Will technology like Textbuster do what people themselves won't to stem the flow of traffic fatalities? While the exertion of self-control to refrain from texting and stay offline while driving a car cost nothing compared to Textbuster's $179 to $199 price, statistics suggest the free approach has not made inroads with much of the driving public.
Textbuster is a new device unveiled at the SEMA aftermarket car show this year, Consumer Reports says. It consists of an under-dash module and downloadable phone app. Once installed, Textbuster blocks incoming and outgoing texts and access to the Internet when behind the wheel. Others in the car are unaffected. The device is password-protected so it can't be disabled by alternate drivers.
Besides precluding behind-the-wheel texting and web surfing, Textbuster provides the designated administrator route histories, speed alerts, and notice of attempts to disable it. Some may view this as an unwarranted invasion of privacy, and for those folks there are alternatives.
Drivers who use AT&T may want to consider a free app available through AT&T. Called AT&T Drive Mode, the app sends an automatic reply to incoming texts that the recipient is driving and cannot respond to the message. The app also works with phone calls and email. An "allow" list ensures the driver can make and receive emergency calls.

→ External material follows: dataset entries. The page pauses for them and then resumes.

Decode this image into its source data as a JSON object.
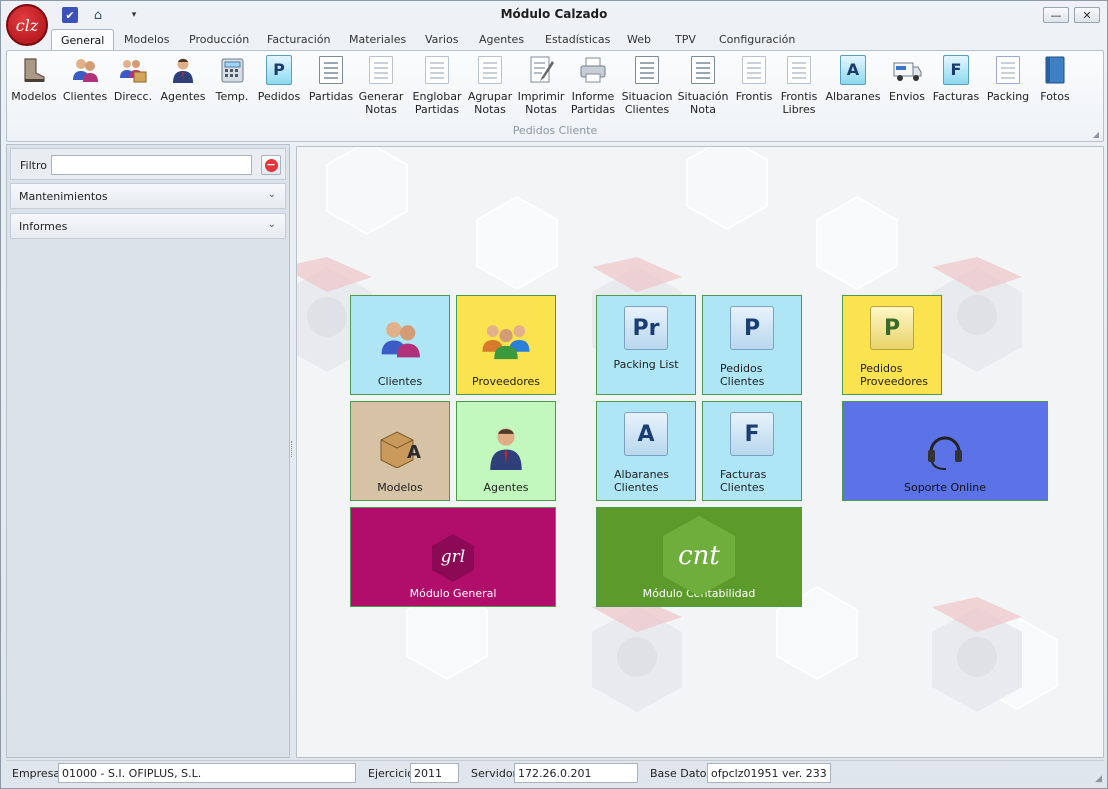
{
  "window": {
    "title": "Módulo Calzado",
    "logo_text": "clz",
    "minimize_glyph": "—",
    "close_glyph": "✕"
  },
  "quick_access": {
    "check_glyph": "✔",
    "home_glyph": "⌂",
    "dropdown_glyph": "▾"
  },
  "tabs": [
    {
      "label": "General",
      "active": true
    },
    {
      "label": "Modelos"
    },
    {
      "label": "Producción"
    },
    {
      "label": "Facturación"
    },
    {
      "label": "Materiales"
    },
    {
      "label": "Varios"
    },
    {
      "label": "Agentes"
    },
    {
      "label": "Estadísticas"
    },
    {
      "label": "Web"
    },
    {
      "label": "TPV"
    },
    {
      "label": "Configuración"
    }
  ],
  "ribbon": {
    "group_label": "Pedidos Cliente",
    "corner_glyph": "◢",
    "buttons": [
      {
        "label": "Modelos",
        "icon": "boot-icon"
      },
      {
        "label": "Clientes",
        "icon": "users-icon"
      },
      {
        "label": "Direcc.",
        "icon": "users-package-icon"
      },
      {
        "label": "Agentes",
        "icon": "agent-icon"
      },
      {
        "label": "Temp.",
        "icon": "calculator-icon"
      },
      {
        "label": "Pedidos",
        "icon": "order-doc-icon",
        "letter": "P"
      },
      {
        "label": "Partidas",
        "icon": "checklist-icon"
      },
      {
        "label": "Generar\nNotas",
        "icon": "note-doc-icon"
      },
      {
        "label": "Englobar\nPartidas",
        "icon": "note-doc-icon"
      },
      {
        "label": "Agrupar\nNotas",
        "icon": "note-doc-icon"
      },
      {
        "label": "Imprimir\nNotas",
        "icon": "edit-doc-icon"
      },
      {
        "label": "Informe\nPartidas",
        "icon": "printer-icon"
      },
      {
        "label": "Situacion\nClientes",
        "icon": "checklist-icon"
      },
      {
        "label": "Situación\nNota",
        "icon": "checklist-icon"
      },
      {
        "label": "Frontis",
        "icon": "note-doc-icon"
      },
      {
        "label": "Frontis\nLibres",
        "icon": "note-doc-icon"
      },
      {
        "label": "Albaranes",
        "icon": "delivery-note-icon",
        "letter": "A"
      },
      {
        "label": "Envios",
        "icon": "van-icon"
      },
      {
        "label": "Facturas",
        "icon": "invoice-icon",
        "letter": "F"
      },
      {
        "label": "Packing",
        "icon": "packing-icon"
      },
      {
        "label": "Fotos",
        "icon": "book-icon"
      }
    ]
  },
  "left_panel": {
    "filter_label": "Filtro",
    "filter_value": "",
    "filter_placeholder": "",
    "clear_glyph": "−",
    "sections": [
      {
        "label": "Mantenimientos",
        "chevron": "⌄"
      },
      {
        "label": "Informes",
        "chevron": "⌄"
      }
    ]
  },
  "tiles": {
    "clientes": {
      "label": "Clientes",
      "color": "#aee6f6"
    },
    "proveedores": {
      "label": "Proveedores",
      "color": "#fbe24f"
    },
    "packing_list": {
      "label": "Packing List",
      "color": "#aee6f6",
      "letter": "Pr"
    },
    "pedidos_clientes": {
      "label": "Pedidos\nClientes",
      "color": "#aee6f6",
      "letter": "P"
    },
    "pedidos_proveedores": {
      "label": "Pedidos\nProveedores",
      "color": "#fbe24f",
      "letter": "P"
    },
    "modelos": {
      "label": "Modelos",
      "color": "#d6c3a5",
      "letter": "A"
    },
    "agentes": {
      "label": "Agentes",
      "color": "#c2f7be"
    },
    "albaranes_clientes": {
      "label": "Albaranes\nClientes",
      "color": "#aee6f6",
      "letter": "A"
    },
    "facturas_clientes": {
      "label": "Facturas\nClientes",
      "color": "#aee6f6",
      "letter": "F"
    },
    "soporte_online": {
      "label": "Soporte Online",
      "color": "#5b73e6"
    },
    "modulo_general": {
      "label": "Módulo General",
      "color": "#b10d6a",
      "logo": "grl"
    },
    "modulo_contabilidad": {
      "label": "Módulo Contabilidad",
      "color": "#5d9a2c",
      "logo": "cnt"
    }
  },
  "status_bar": {
    "empresa_label": "Empresa",
    "empresa_value": "01000 - S.I. OFIPLUS, S.L.",
    "ejercicio_label": "Ejercicio",
    "ejercicio_value": "2011",
    "servidor_label": "Servidor",
    "servidor_value": "172.26.0.201",
    "base_datos_label": "Base Datos",
    "base_datos_value": "ofpclz01951 ver. 233",
    "grip_glyph": "◢"
  }
}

Some newer cars have built-in response systems featuring options like read-aloud text, as an alternative to call-blocking, while others provide call-blocking options, Drive Steady says.
How Much of a Problem is Texting Behind the Wheel?

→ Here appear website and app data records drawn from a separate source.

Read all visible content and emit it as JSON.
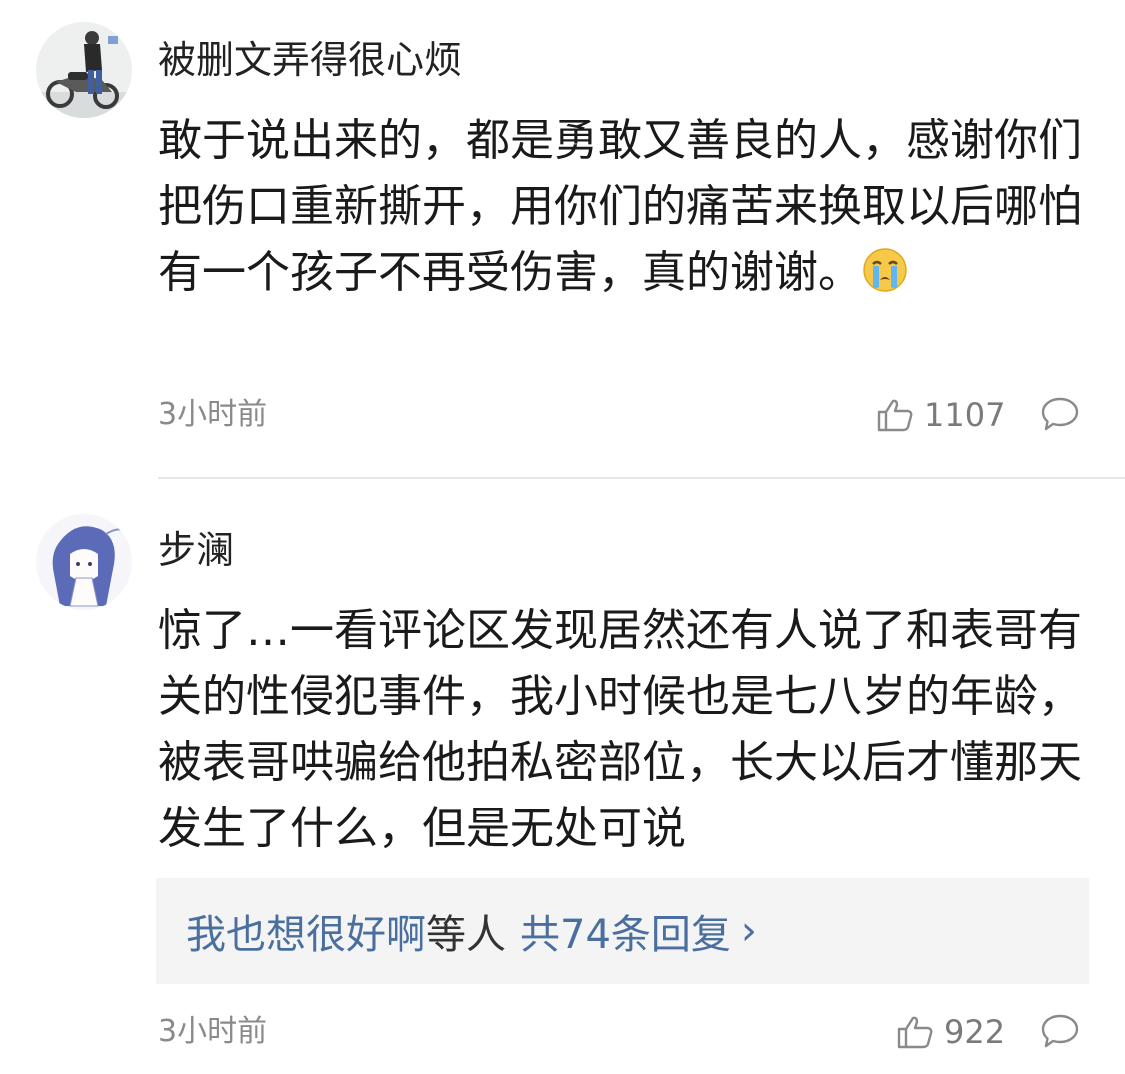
{
  "comments": [
    {
      "username": "被删文弄得很心烦",
      "text": "敢于说出来的，都是勇敢又善良的人，感谢你们把伤口重新撕开，用你们的痛苦来换取以后哪怕有一个孩子不再受伤害，真的谢谢。",
      "emoji": "crying-face",
      "time": "3小时前",
      "likes": "1107"
    },
    {
      "username": "步澜",
      "text": "惊了…一看评论区发现居然还有人说了和表哥有关的性侵犯事件，我小时候也是七八岁的年龄，被表哥哄骗给他拍私密部位，长大以后才懂那天发生了什么，但是无处可说",
      "time": "3小时前",
      "likes": "922",
      "replies": {
        "replier": "我也想很好啊",
        "connector": "等人",
        "count_label": "共74条回复",
        "chevron": "›"
      }
    }
  ],
  "colors": {
    "link_blue": "#4a6f9f",
    "meta_gray": "#8a8a8a",
    "reply_bg": "#f4f4f4"
  }
}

The National Highway Transportation Safety Administration says more than 800,000 drivers are using handheld cellphones at any moment during daylight hours. Texting is the most alarming of all driver distractions, NHTSA says, because it involves three simultaneous types of driver impairment -- cognitive, visual, and manual.
Don't Text and Drive points out texting increases the risk of a crash 23-fold, while Drive Steady notes the risk of a serious crash goes up 800 percent for texting drivers.

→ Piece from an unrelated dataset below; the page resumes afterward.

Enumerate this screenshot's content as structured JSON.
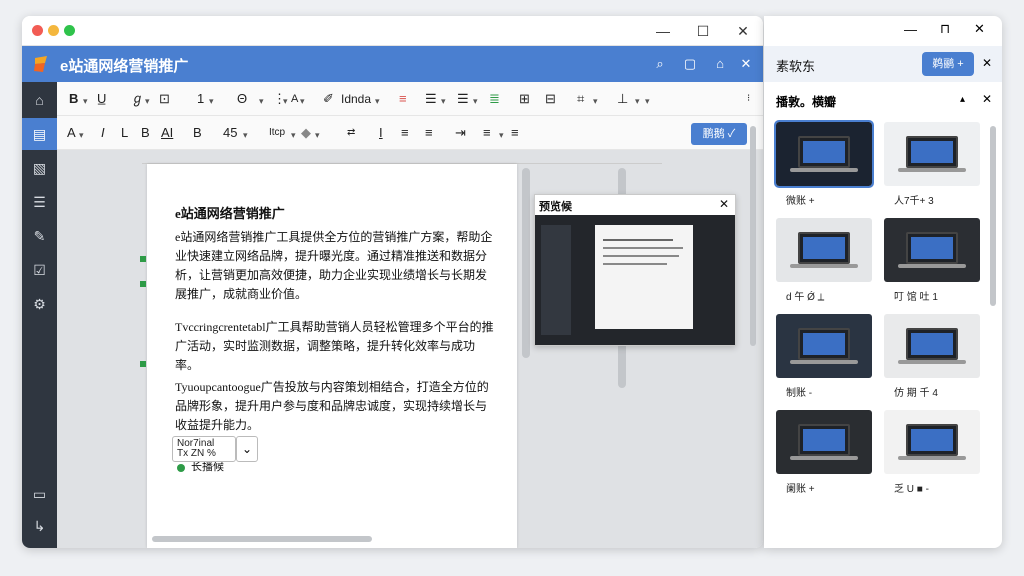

A Nationwide survey found 19 percent of drivers overall text while driving. For teens, the statistics are significantly higher. Don't Drive and Text noted 46 percent of teens text while driving, according to a 2007 survey of 1,000 teens conducted by Students Against Destructive Decisions. DTD notes teens who text spend 10 percent of their driving time outside their lane.
Carol Bengle Gilbert writes about consumer issues for the Yahoo! Contributor Network.